#### WHAT YOU ARE ASKED TO DO
Filter the records for lines holding the string "will".

#### RECORDS SHOWN
>>>

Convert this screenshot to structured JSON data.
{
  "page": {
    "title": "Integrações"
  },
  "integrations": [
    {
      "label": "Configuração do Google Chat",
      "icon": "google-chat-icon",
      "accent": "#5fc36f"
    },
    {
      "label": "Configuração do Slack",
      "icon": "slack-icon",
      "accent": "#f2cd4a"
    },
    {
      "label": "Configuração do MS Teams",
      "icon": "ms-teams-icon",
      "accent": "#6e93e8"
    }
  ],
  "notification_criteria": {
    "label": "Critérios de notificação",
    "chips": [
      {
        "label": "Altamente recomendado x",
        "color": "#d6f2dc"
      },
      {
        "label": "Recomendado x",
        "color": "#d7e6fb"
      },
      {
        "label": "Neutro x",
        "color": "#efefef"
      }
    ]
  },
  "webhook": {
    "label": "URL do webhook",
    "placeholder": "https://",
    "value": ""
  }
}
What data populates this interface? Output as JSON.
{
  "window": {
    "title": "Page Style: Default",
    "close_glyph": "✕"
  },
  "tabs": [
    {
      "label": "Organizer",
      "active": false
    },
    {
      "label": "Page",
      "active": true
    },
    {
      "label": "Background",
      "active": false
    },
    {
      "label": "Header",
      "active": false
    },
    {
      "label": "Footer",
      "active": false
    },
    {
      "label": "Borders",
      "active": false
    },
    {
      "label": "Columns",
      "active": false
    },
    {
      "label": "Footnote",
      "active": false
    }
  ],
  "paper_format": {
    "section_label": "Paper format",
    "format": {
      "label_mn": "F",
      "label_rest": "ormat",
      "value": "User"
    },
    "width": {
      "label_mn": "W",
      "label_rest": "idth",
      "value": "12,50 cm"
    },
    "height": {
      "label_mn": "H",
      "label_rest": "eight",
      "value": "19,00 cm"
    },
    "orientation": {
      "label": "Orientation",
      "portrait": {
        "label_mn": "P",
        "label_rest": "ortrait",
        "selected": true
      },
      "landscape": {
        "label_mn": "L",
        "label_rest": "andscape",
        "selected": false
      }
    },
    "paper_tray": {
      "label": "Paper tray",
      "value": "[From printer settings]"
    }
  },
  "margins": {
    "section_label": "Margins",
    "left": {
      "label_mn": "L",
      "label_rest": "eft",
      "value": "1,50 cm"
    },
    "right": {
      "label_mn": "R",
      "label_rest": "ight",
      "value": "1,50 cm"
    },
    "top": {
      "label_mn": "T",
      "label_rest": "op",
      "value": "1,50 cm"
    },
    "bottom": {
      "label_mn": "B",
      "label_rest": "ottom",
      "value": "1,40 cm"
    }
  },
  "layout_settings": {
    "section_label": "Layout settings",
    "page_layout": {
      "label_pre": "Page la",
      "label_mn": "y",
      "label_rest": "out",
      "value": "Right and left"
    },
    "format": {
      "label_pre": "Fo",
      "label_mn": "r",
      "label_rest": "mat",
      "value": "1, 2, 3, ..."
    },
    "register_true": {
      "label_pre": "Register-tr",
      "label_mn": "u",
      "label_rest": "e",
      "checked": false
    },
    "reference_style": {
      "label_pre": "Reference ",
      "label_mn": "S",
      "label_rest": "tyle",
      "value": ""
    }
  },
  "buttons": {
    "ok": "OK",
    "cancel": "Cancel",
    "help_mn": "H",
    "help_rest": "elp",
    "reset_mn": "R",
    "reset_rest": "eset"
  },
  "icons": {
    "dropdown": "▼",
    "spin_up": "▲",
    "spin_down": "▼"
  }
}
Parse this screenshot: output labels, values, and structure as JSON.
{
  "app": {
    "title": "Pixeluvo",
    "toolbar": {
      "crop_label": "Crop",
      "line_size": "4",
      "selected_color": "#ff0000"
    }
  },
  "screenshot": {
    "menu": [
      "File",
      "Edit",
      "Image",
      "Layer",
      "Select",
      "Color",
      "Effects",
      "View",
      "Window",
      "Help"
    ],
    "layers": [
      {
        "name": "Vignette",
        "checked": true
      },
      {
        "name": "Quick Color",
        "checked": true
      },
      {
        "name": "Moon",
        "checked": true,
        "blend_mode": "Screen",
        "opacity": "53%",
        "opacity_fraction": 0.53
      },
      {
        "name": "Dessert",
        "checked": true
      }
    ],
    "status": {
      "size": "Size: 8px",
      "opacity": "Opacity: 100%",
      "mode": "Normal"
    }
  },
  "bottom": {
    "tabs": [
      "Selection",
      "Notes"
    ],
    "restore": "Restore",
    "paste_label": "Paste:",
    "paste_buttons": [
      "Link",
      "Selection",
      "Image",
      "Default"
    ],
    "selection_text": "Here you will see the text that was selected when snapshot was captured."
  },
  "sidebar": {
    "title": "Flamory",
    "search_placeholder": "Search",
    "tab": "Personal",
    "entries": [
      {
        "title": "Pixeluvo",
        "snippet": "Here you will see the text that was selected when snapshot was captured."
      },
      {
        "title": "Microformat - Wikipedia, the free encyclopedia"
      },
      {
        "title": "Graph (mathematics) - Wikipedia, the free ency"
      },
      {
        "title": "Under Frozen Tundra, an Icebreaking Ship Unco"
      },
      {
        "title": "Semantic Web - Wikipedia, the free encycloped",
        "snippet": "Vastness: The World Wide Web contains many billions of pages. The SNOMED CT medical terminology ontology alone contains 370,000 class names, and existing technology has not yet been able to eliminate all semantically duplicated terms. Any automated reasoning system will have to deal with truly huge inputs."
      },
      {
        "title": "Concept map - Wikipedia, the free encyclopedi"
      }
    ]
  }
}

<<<

#### PROBLEM SOLUTION
    "selection_text": "Here you will see the text that was selected when snapshot was captured."
        "snippet": "Here you will see the text that was selected when snapshot was captured."
        "snippet": "Vastness: The World Wide Web contains many billions of pages. The SNOMED CT medical terminology ontology alone contains 370,000 class names, and existing technology has not yet been able to eliminate all semantically duplicated terms. Any automated reasoning system will have to deal with truly huge inputs."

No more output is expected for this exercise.